In the hushed corridors of the entertainment world, a poignant curtain has fallen, leaving behind an echoing silence as we bid farewell to the legendary Broadway star, Maurice Hines. The illustrious performer, celebrated for his unparalleled tap-dancing prowess and remarkable contributions to musical theater, took his final bow at the age of 80. His departure marks an irreplaceable void in the industry, a void that will be felt deeply by fans, friends, and colleagues alike.

Born on December 19, 1943, in the vibrant heart of New York City, Maurice Hines embarked on his showbiz odyssey at an astonishingly tender age. Teaming up with his younger brother, Gregory, the dynamic Hines Kids first graced the Broadway stage in 1953’s “The Girl In Pink Tights,” a production masterfully choreographed by the iconic Agnes DeMille. As the years unfurled, the sibling duo metamorphosed into the acclaimed Hines Brothers, enchanting audiences with their extraordinary talent and undeniable chemistry onstage. By 1963, their father, Maurice Sr., joined their ranks, and they rebranded themselves as “Hines and Dad,” becoming a true embodiment of familial unity and artistic excellence.

The Hines Brothers swiftly became cherished fixtures at the illustrious Apollo Theater in Harlem, where their spellbinding performances left an indelible mark on all who were fortunate enough to bear witness. Their appearances on television shows like “The Tonight Show” and “The Pearl Bailey Show” cemented their status as entertainment luminaries, captivating the nation with their artistry.

In a pivotal turn of fate in 1984, Maurice and Gregory Hines found themselves cast in Francis Ford Coppola’s cinematic gem, “The Cotton Club.” Their natural chemistry and improvisational brilliance shone brilliantly on screen. Maurice fondly recalled that their scenes in the film were entirely unscripted, with Coppola encouraging them to simply be brothers before the camera. Their genuine connection translated into an unforgettable performance, and they accomplished their roles in just two takes. Sadly, this marked the last time the brothers would share the silver screen.

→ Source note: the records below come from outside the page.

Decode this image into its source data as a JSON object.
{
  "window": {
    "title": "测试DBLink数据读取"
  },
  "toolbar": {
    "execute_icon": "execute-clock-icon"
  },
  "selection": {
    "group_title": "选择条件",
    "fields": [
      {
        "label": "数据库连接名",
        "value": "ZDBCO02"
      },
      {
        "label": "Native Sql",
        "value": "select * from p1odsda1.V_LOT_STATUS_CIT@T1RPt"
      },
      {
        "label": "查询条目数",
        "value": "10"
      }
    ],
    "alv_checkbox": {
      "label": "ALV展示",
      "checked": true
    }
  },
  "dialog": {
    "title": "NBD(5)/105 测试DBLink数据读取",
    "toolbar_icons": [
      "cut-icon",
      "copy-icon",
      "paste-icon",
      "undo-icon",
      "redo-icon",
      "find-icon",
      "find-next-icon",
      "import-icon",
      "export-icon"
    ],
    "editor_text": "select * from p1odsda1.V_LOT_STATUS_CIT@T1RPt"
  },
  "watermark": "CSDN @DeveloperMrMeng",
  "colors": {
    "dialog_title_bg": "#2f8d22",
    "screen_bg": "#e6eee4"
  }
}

Despite a mysterious estrangement that lingered for a decade, the Hines Brothers eventually mended their bond. Their reunion stood as a poignant testament to the enduring strength of family ties. This reconciliation was made all the more precious as it preceded Gregory Hines’ passing in 2003, at the age of 57, succumbing to cancer.

Maurice Hines’ illustrious career in musical theater garnered widespread acclaim and recognition. In 1986, he earned a coveted Tony nomination for Best Actor in a Musical for his sensational performance in “Uptown… It’s Hot!” This accolade underscored his immense talent and unwavering commitment to his craft. Beyond his accomplishments as a performer, he ventured into directing and choreography, leaving an indelible mark on productions like “Uptown… It’s Hot!” and his involvement in 2006’s “Hot Feet.”

The news of Maurice Hines’ passing struck a profound chord within the entertainment community. Actress, dancer, and director Debbie Allen paid a heartfelt tribute to her dear friend on social media. Allen and Hines had graced the stage together in the production of “Guys and Dolls,” where she had the honor of being his first leading lady. In her poignant tribute, Allen shared cherished video clips and photos of her late friend, expressing her profound sorrow at being unable to converse with him or hold him once more. She vowed to keep his memory alive with love and remembrance.

Maurice Hines’ influence transcended the footlights and silver screen. His legacy as a trailblazer in the world of tap dancing and musical theater will continue to inspire generations yet unborn. His contributions to the arts have left an indelible mark on the entertainment industry, and his memory will be forever enshrined. As we grieve his loss, we simultaneously celebrate the extraordinary life and career of a true Broadway luminary. Maurice Hines shall forever be remembered not only for his unparalleled talent but also for the sheer joy, laughter, and inspiration he bestowed upon countless lives through his artistry. His legacy endures.